Page and application data records
-- Opening Marker --
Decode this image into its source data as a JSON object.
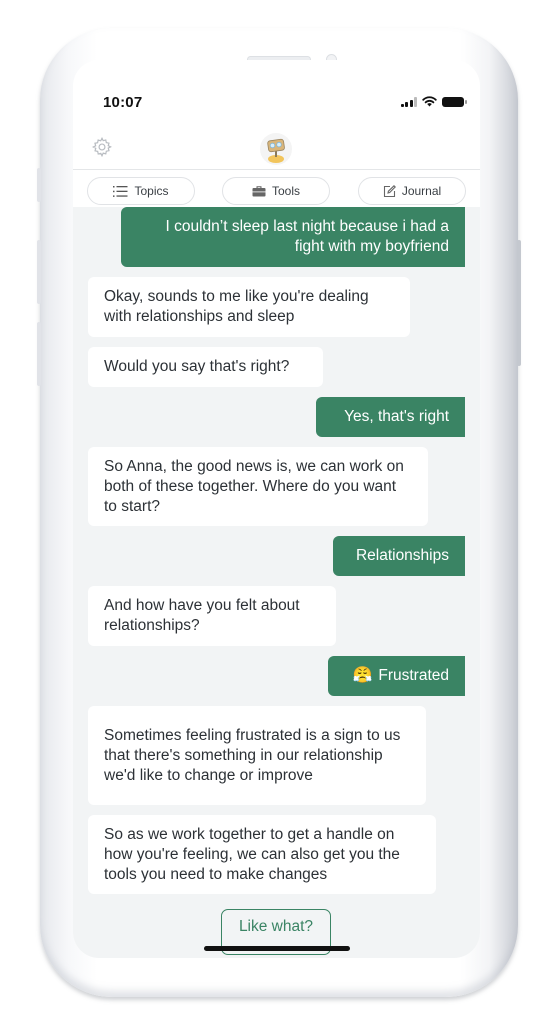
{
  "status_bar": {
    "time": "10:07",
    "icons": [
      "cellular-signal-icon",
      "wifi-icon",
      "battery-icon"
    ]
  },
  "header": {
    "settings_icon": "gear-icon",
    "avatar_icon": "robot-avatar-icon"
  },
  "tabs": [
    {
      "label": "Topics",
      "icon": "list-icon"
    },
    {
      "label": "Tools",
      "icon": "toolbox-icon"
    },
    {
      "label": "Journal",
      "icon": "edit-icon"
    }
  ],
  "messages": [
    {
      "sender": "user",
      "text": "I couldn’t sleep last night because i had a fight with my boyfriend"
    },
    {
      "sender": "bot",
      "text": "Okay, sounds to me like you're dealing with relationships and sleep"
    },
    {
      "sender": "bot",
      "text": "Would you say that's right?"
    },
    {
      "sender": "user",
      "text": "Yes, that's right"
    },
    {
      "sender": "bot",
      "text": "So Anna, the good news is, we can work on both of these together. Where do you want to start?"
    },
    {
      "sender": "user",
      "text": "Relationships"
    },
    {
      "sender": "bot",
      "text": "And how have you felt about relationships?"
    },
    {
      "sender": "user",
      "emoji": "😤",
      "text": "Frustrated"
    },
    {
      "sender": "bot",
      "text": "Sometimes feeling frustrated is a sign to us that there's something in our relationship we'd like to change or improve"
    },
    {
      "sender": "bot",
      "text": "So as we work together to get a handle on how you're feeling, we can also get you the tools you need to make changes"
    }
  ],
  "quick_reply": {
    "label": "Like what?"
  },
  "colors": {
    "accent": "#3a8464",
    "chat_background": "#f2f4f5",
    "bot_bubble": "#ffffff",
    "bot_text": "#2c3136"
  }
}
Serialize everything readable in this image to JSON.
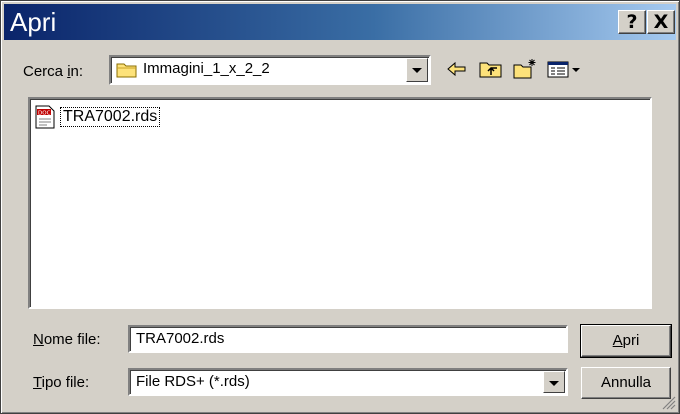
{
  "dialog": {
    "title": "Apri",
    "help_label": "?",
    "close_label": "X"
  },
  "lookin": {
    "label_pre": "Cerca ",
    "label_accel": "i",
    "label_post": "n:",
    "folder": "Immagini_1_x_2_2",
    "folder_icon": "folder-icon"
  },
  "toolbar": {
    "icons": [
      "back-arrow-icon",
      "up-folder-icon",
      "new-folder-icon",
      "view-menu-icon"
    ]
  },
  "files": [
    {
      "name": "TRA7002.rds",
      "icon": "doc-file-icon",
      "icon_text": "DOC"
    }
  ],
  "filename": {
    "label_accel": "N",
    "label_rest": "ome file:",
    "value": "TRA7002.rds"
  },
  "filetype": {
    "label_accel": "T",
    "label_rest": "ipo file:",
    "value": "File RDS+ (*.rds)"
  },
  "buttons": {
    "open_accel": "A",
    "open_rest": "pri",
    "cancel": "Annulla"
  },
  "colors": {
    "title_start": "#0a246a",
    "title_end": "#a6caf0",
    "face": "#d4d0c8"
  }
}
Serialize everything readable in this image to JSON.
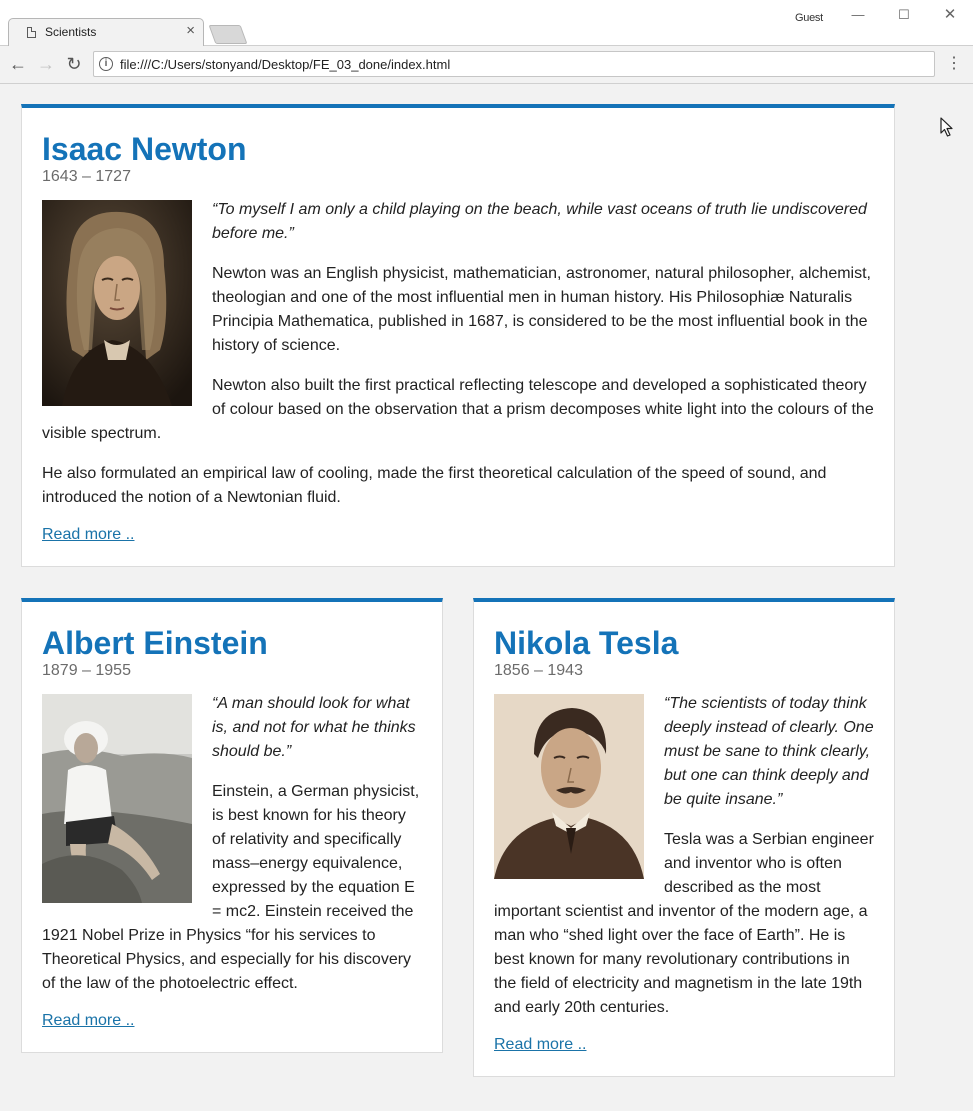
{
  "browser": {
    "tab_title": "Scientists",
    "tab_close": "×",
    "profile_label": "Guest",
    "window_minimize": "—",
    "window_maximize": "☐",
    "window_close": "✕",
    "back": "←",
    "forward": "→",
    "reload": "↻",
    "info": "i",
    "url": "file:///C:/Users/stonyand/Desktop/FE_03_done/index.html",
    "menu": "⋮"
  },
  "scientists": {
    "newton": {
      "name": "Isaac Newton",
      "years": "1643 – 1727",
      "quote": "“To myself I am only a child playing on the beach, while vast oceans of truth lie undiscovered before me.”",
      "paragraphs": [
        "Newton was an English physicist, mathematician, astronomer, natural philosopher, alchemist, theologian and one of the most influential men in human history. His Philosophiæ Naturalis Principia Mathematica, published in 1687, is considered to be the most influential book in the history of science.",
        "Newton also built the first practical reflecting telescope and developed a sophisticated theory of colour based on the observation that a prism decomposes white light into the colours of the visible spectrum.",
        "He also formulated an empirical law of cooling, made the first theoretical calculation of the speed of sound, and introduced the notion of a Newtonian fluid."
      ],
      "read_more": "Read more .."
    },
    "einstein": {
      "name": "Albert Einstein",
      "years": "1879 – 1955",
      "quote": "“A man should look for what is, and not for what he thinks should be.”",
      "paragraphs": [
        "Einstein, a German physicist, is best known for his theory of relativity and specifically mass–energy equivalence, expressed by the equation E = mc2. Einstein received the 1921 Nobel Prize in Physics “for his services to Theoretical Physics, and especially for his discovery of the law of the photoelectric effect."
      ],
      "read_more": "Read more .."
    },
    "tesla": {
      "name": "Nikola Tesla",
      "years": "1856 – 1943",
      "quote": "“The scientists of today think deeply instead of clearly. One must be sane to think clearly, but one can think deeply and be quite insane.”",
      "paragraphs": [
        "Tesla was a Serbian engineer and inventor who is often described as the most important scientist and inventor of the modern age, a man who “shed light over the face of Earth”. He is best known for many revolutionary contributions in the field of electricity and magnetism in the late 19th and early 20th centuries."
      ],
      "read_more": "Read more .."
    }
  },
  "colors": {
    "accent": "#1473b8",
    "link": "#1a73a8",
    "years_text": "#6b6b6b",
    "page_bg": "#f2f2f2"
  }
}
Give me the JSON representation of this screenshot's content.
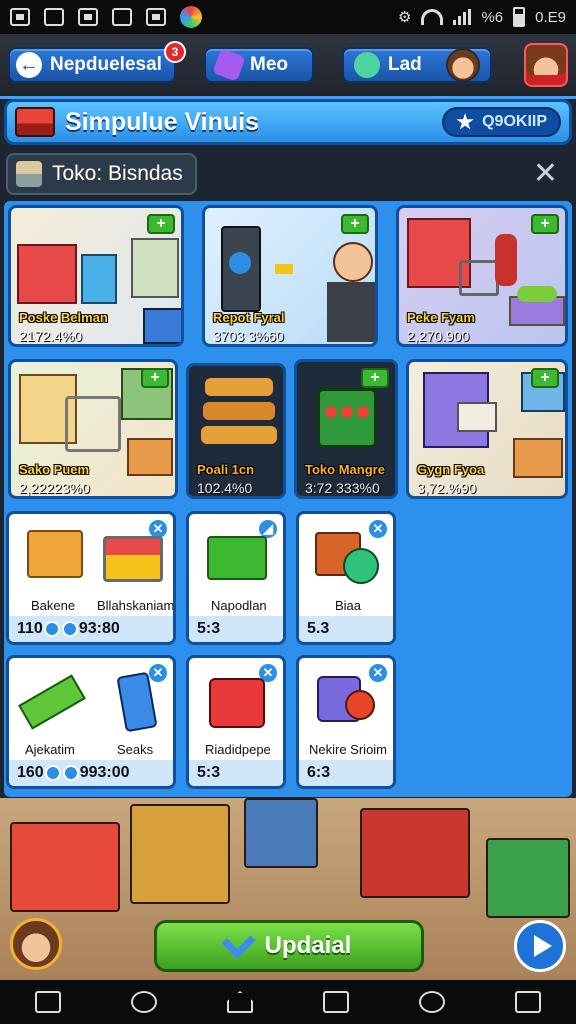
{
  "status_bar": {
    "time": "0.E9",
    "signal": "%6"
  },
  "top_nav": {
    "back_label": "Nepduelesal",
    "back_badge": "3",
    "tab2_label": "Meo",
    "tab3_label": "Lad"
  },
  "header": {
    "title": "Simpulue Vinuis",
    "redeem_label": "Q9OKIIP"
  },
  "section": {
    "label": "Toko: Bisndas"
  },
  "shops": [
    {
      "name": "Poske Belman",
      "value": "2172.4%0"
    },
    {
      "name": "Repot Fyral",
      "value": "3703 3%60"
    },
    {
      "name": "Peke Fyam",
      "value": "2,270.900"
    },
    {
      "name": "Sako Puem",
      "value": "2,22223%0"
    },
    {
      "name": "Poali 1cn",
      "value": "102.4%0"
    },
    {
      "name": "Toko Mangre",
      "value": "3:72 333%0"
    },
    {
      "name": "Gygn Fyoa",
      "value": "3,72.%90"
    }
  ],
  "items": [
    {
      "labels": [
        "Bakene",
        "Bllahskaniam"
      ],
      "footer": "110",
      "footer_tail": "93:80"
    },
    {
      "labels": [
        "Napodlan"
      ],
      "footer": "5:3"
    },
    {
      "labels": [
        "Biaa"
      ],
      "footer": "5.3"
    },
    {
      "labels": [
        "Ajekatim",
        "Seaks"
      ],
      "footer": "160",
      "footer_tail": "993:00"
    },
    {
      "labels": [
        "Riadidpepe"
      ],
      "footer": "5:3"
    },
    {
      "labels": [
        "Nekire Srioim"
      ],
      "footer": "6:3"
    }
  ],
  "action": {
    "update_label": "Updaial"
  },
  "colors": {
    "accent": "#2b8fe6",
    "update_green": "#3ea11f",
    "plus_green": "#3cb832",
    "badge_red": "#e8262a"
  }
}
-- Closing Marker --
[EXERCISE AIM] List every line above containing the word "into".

[YOUR SOLUTION]
Decode this image into its source data as a JSON object.
        "Newton also built the first practical reflecting telescope and developed a sophisticated theory of colour based on the observation that a prism decomposes white light into the colours of the visible spectrum.",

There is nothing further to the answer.